Another style of YouTube board game content are gameplay videos. These videos, while still having brief rules breakdowns, are set out to entertain you and let you see how a full game will play out. Wil Wheaton’s Tabletop is in its fourth season on YouTube, a series which pits Wheaton in competition with three other online or TV/Movie personalities in very accessible games. A brief instructional video prefaces the gameplay just so the viewer can follow along with the main gameplay, but that only takes up two minutes or so of the 30-45 minute program. Tabletop will edit down games to make the program shorter to eliminate downtime, which is good for entertainment, but doesn’t necessarily give a good representation of the actual length of the game. “GameNight!” by BoardGameGeek is another fantastic program which sees four players (usually the same four) play a different game every couple of weeks. The show starts with a rule breakdown, followed by a full gameplay, which means episodes range anywhere from 30 minutes to over two hours. While the length of the program might be daunting, it’s an accurate representation of a lot of situations you may encounter.
Attend A TableTop Day Event
One of the best ways to just enjoy TableTop Day itself is to attend a Tabletop Day event. There are plenty of restaurants and retailers that will be holding events in your area and you can check TabletopDay.com for what might be happening around you. We’ve picked out a few of note to let you know about:
- Extra Life International TableTop Day Fundraiser at The Rook OTR in Cincinnati – Board Game Cafe, The Rook in Over the Rhine in Cincinnati is hosting their own Extra Life TableTop event in their second floor game hall with organized events and open play. All ticket sales go to Extra Life, but 10% of all food/beverage sales will also go to Extra Life.
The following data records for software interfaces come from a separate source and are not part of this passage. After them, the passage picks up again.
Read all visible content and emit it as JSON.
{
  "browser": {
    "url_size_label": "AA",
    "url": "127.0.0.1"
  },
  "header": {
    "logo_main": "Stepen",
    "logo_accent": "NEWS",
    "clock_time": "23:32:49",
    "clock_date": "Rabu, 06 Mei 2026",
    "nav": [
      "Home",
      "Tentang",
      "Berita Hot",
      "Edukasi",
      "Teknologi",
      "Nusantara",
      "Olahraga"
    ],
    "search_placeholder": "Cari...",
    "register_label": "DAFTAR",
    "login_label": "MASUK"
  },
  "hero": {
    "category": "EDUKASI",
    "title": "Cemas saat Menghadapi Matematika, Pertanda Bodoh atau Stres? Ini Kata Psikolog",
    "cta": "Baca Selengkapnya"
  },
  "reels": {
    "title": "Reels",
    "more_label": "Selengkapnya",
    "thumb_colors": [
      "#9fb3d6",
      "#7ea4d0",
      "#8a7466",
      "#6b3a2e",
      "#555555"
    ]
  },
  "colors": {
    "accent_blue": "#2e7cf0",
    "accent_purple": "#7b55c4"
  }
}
You can check out all of their official events HERE.
- TableTop Day at Legendary Games Lexington – Legendary Games in Lexington (302 N. Ashland Ave) will be hosting open play from 11am-10pm. Bring your favorite games, come meet new people and play new games. If you don’t know how to play certain games, hop in with someone and they’d be happy to teach you!
- TableTop Day & Meet The Rather Dashing Designers at Cafe Meeples in Richmond, KY – Cafe Meeples will be hosting an evening for TableTop Day from 6:00pm-9:00pm. You can also meet the designers of Rather Dashing Games: Grant Wilson & Michael Richie, and learn to play their games “This Belongs in a Museum” & “Element”. No cover charge for the event, and all game play from the library is free with a cafe purchase of $5 or more.
There are plenty of other events that are going on around you, and if you just want to get friends together at your own home, brewery or wherever else, that works as a TableTop Day event. The goal of TableTop Day is to celebrate the fun of tabletop games and to introduce new people into the hobby. Hopefully you get a chance to break out a game this Saturday, no matter where you are.